2. Since the only basis of the demurrers to these causes of action was the statute of limitations, we do not consider the new argument presented by County for the first time on appeal that the first cause of action was impermissible because a plaintiff may not sue directly under the United States Constitution. (Ochoa v. Pacific Gas & Electric Co. (1998) 61 Cal.App.4th 1480, 1488, fn. 3, 72 Cal.Rptr.2d 232.)
3. At oral argument, County asserted that it had not previously been given the opportunity to respond to the argument that the complaint was ambiguous as to when, or if, plaintiff's employment with County was terminated. However, it was County which claimed that the complaint alleged that appellant was terminated in January of 1996, and made this contention a basis for its statute of limitations argument. All we decide here is that County's argument fails because of the ambiguity in the complaint as to whether and when appellant was terminated.

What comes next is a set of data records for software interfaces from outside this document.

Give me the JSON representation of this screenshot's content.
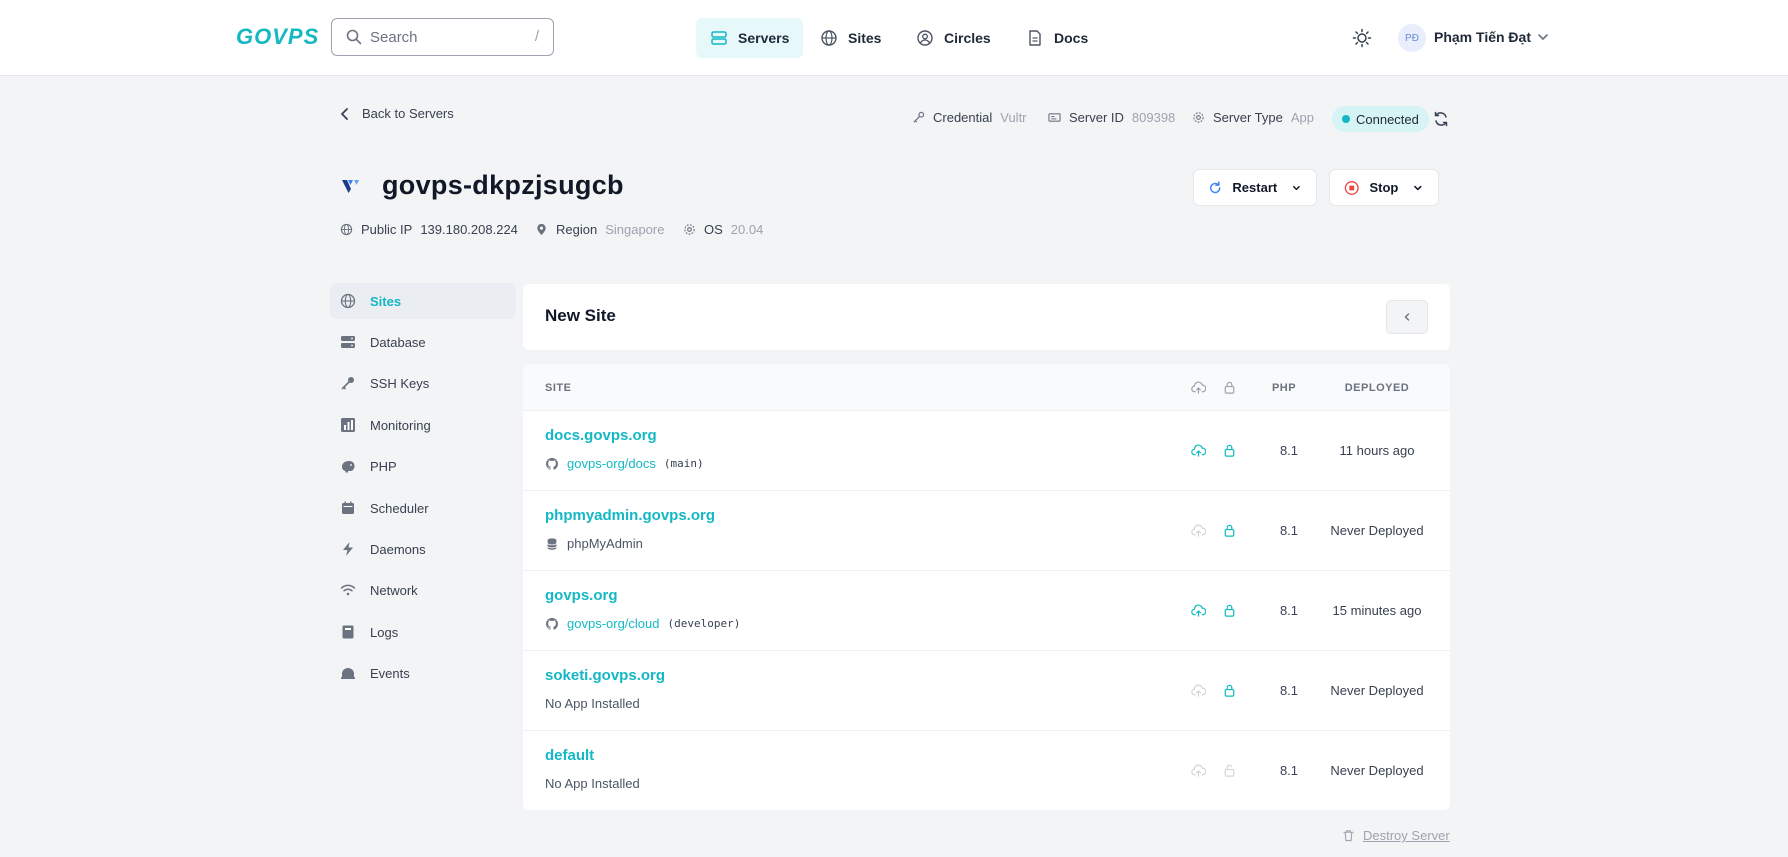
{
  "brand": {
    "logo": "GOVPS",
    "accent": "#14b8c4"
  },
  "search": {
    "placeholder": "Search",
    "shortcut": "/"
  },
  "nav": [
    {
      "label": "Servers",
      "icon": "server-icon",
      "active": true
    },
    {
      "label": "Sites",
      "icon": "globe-icon"
    },
    {
      "label": "Circles",
      "icon": "user-circle-icon"
    },
    {
      "label": "Docs",
      "icon": "document-icon"
    }
  ],
  "user": {
    "initials": "PĐ",
    "name": "Phạm Tiến Đạt"
  },
  "back": {
    "label": "Back to Servers"
  },
  "server_meta": {
    "credential_label": "Credential",
    "credential_value": "Vultr",
    "server_id_label": "Server ID",
    "server_id_value": "809398",
    "server_type_label": "Server Type",
    "server_type_value": "App",
    "status": "Connected"
  },
  "server": {
    "name": "govps-dkpzjsugcb",
    "public_ip_label": "Public IP",
    "public_ip_value": "139.180.208.224",
    "region_label": "Region",
    "region_value": "Singapore",
    "os_label": "OS",
    "os_value": "20.04"
  },
  "actions": {
    "restart": "Restart",
    "stop": "Stop"
  },
  "sidebar": [
    {
      "label": "Sites",
      "icon": "globe-icon",
      "active": true
    },
    {
      "label": "Database",
      "icon": "database-icon"
    },
    {
      "label": "SSH Keys",
      "icon": "key-icon"
    },
    {
      "label": "Monitoring",
      "icon": "chart-icon"
    },
    {
      "label": "PHP",
      "icon": "php-icon"
    },
    {
      "label": "Scheduler",
      "icon": "calendar-icon"
    },
    {
      "label": "Daemons",
      "icon": "bolt-icon"
    },
    {
      "label": "Network",
      "icon": "wifi-icon"
    },
    {
      "label": "Logs",
      "icon": "log-icon"
    },
    {
      "label": "Events",
      "icon": "events-icon"
    }
  ],
  "new_site": {
    "title": "New Site"
  },
  "table": {
    "headers": {
      "site": "SITE",
      "php": "PHP",
      "deployed": "DEPLOYED"
    },
    "rows": [
      {
        "name": "docs.govps.org",
        "sub_type": "repo",
        "repo": "govps-org/docs",
        "branch": "(main)",
        "php": "8.1",
        "deployed": "11 hours ago",
        "deploy_active": true,
        "ssl_active": true
      },
      {
        "name": "phpmyadmin.govps.org",
        "sub_type": "app",
        "app": "phpMyAdmin",
        "php": "8.1",
        "deployed": "Never Deployed",
        "deploy_active": false,
        "ssl_active": true
      },
      {
        "name": "govps.org",
        "sub_type": "repo",
        "repo": "govps-org/cloud",
        "branch": "(developer)",
        "php": "8.1",
        "deployed": "15 minutes ago",
        "deploy_active": true,
        "ssl_active": true
      },
      {
        "name": "soketi.govps.org",
        "sub_type": "none",
        "app": "No App Installed",
        "php": "8.1",
        "deployed": "Never Deployed",
        "deploy_active": false,
        "ssl_active": true
      },
      {
        "name": "default",
        "sub_type": "none",
        "app": "No App Installed",
        "php": "8.1",
        "deployed": "Never Deployed",
        "deploy_active": false,
        "ssl_active": false
      }
    ]
  },
  "destroy": {
    "label": "Destroy Server"
  }
}
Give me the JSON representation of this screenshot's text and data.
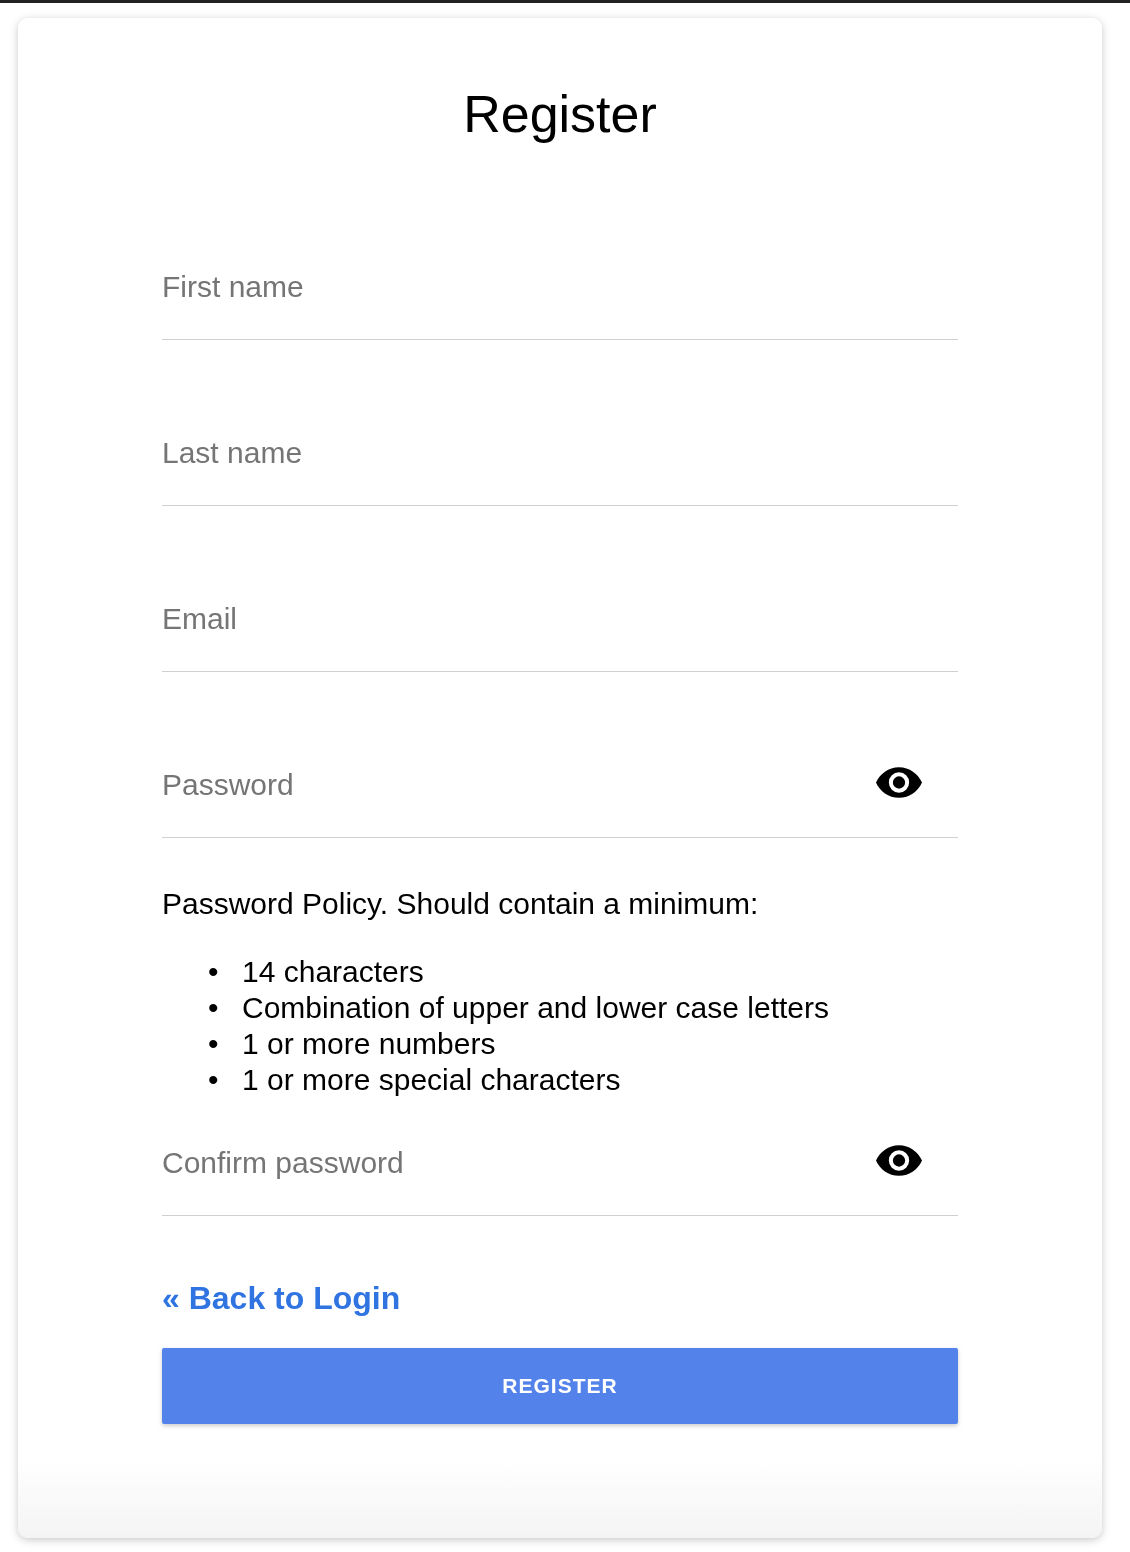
{
  "title": "Register",
  "fields": [
    {
      "kind": "text",
      "placeholder": "First name"
    },
    {
      "kind": "text",
      "placeholder": "Last name"
    },
    {
      "kind": "text",
      "placeholder": "Email"
    },
    {
      "kind": "password",
      "placeholder": "Password"
    }
  ],
  "policy": {
    "heading": "Password Policy. Should contain a minimum:",
    "items": [
      {
        "marker": "•",
        "text": "14 characters"
      },
      {
        "marker": "•",
        "text": "Combination of upper and lower case letters"
      },
      {
        "marker": "•",
        "text": "1 or more numbers"
      },
      {
        "marker": "•",
        "text": "1 or more special characters"
      }
    ]
  },
  "confirm_field": {
    "kind": "password",
    "placeholder": "Confirm password"
  },
  "back_link": "« Back to Login",
  "submit_button": "REGISTER"
}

4. Since these documents are not a part of the complaint and were not the subject of a request for judicial notice, we do not consider them in reaching our conclusion, but only to corroborate it.
5. For example, appellant's grievance dated June 27, 1997 referred to actions of his supervisor improperly docking his pay in June of 1997, nearly a year and one-half after the termination from employment which County assumes and argues in support of its position.
6. A federal district court in Ritzie v. City University of New York (S.D.N.Y.1989) 703 F.Supp. 271, 278 did state: “[T]his court has subject-matter jurisdiction over Title VII claims only to the extent that they were originally asserted before the [EEOC], or the analogous state agency, here the New York State Division of Human Rights. ․” (Italics added.) However, it cited no authority for this statement.
BOREN, P.J., and NOTT, J., concur.